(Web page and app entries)
┏━━
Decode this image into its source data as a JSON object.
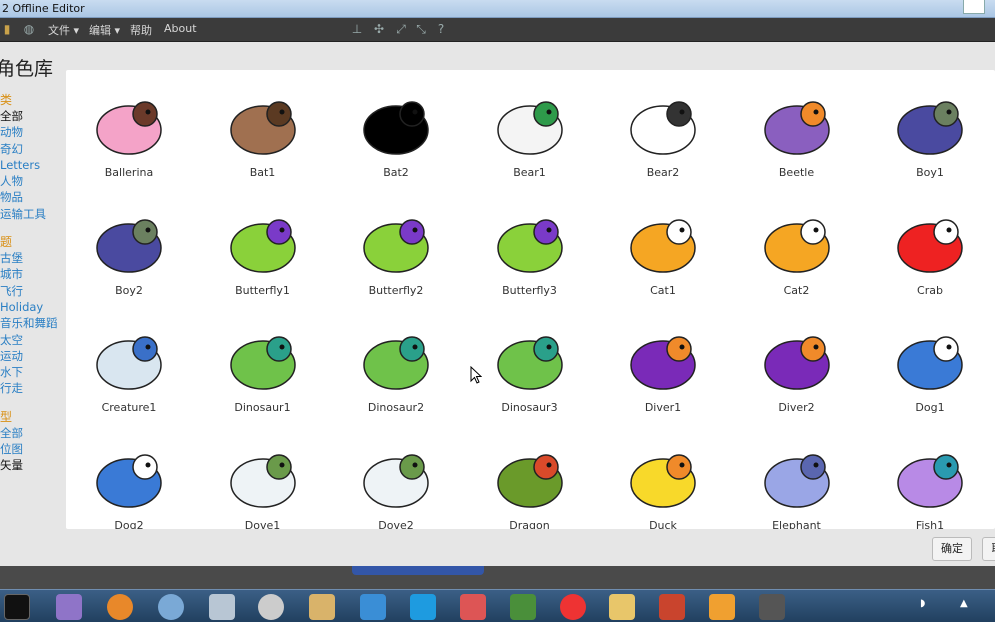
{
  "window": {
    "title": "2 Offline Editor"
  },
  "menu": {
    "file": "文件 ▾",
    "edit": "编辑 ▾",
    "help": "帮助",
    "about": "About"
  },
  "dialog": {
    "title": "角色库",
    "sidebar": {
      "category_header": "类",
      "categories": [
        "全部",
        "动物",
        "奇幻",
        "Letters",
        "人物",
        "物品",
        "运输工具"
      ],
      "theme_header": "题",
      "themes": [
        "古堡",
        "城市",
        "飞行",
        "Holiday",
        "音乐和舞蹈",
        "太空",
        "运动",
        "水下",
        "行走"
      ],
      "type_header": "型",
      "types": [
        "全部",
        "位图",
        "矢量"
      ]
    },
    "sprites": [
      {
        "name": "Ballerina",
        "icon": "ballerina-icon"
      },
      {
        "name": "Bat1",
        "icon": "bat-icon"
      },
      {
        "name": "Bat2",
        "icon": "bat-silhouette-icon"
      },
      {
        "name": "Bear1",
        "icon": "polar-bear-icon"
      },
      {
        "name": "Bear2",
        "icon": "bear-outline-icon"
      },
      {
        "name": "Beetle",
        "icon": "beetle-icon"
      },
      {
        "name": "Boy1",
        "icon": "boy-icon"
      },
      {
        "name": "Boy2",
        "icon": "boy-icon"
      },
      {
        "name": "Butterfly1",
        "icon": "butterfly-icon"
      },
      {
        "name": "Butterfly2",
        "icon": "butterfly-icon"
      },
      {
        "name": "Butterfly3",
        "icon": "butterfly-icon"
      },
      {
        "name": "Cat1",
        "icon": "cat-icon"
      },
      {
        "name": "Cat2",
        "icon": "cat-icon"
      },
      {
        "name": "Crab",
        "icon": "crab-icon"
      },
      {
        "name": "Creature1",
        "icon": "creature-icon"
      },
      {
        "name": "Dinosaur1",
        "icon": "dinosaur-icon"
      },
      {
        "name": "Dinosaur2",
        "icon": "dinosaur-icon"
      },
      {
        "name": "Dinosaur3",
        "icon": "dinosaur-icon"
      },
      {
        "name": "Diver1",
        "icon": "diver-icon"
      },
      {
        "name": "Diver2",
        "icon": "diver-icon"
      },
      {
        "name": "Dog1",
        "icon": "dog-icon"
      },
      {
        "name": "Dog2",
        "icon": "dog-icon"
      },
      {
        "name": "Dove1",
        "icon": "dove-icon"
      },
      {
        "name": "Dove2",
        "icon": "dove-icon"
      },
      {
        "name": "Dragon",
        "icon": "dragon-icon"
      },
      {
        "name": "Duck",
        "icon": "duck-icon"
      },
      {
        "name": "Elephant",
        "icon": "elephant-icon"
      },
      {
        "name": "Fish1",
        "icon": "fish-icon"
      }
    ],
    "ok_button": "确定",
    "cancel_button": "取"
  },
  "colors": {
    "accent": "#d99016",
    "link": "#2a7fc4",
    "menubar": "#3b3b3b"
  }
}
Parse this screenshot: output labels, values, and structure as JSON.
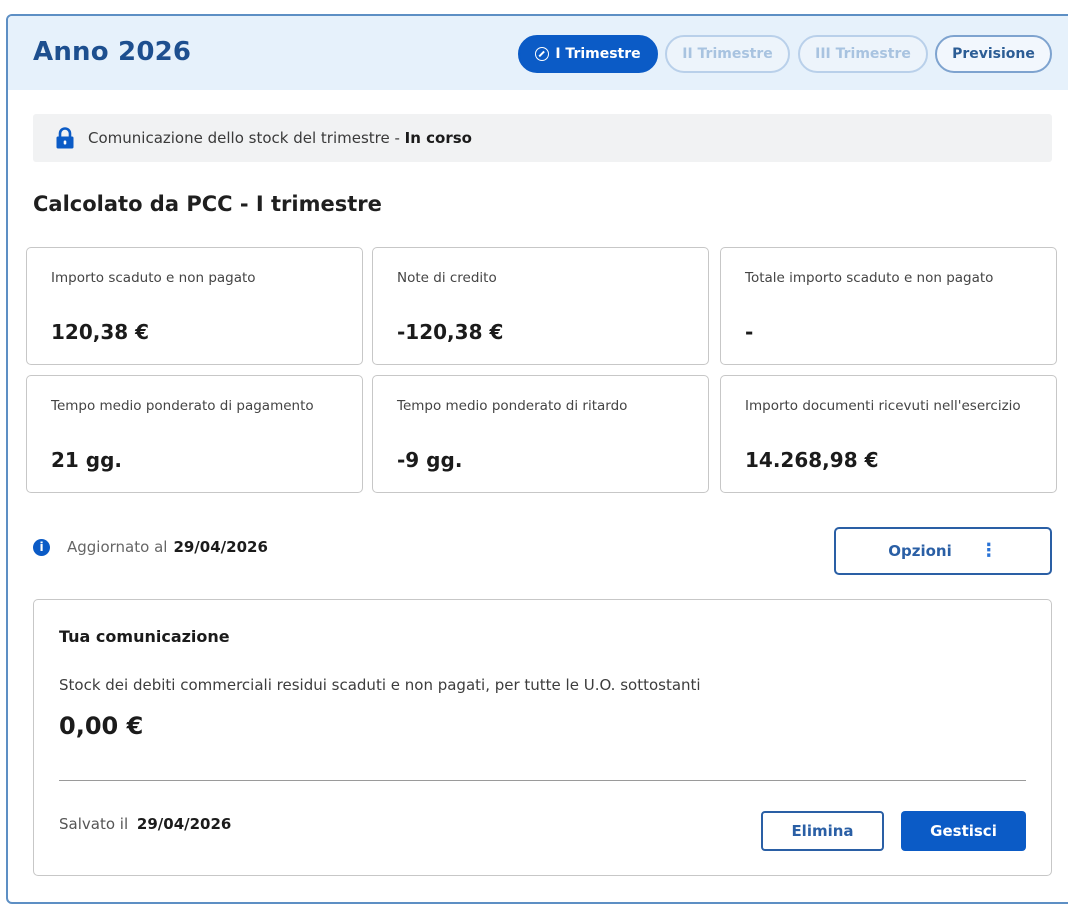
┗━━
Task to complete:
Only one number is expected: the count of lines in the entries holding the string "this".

Answer to the exercise:
2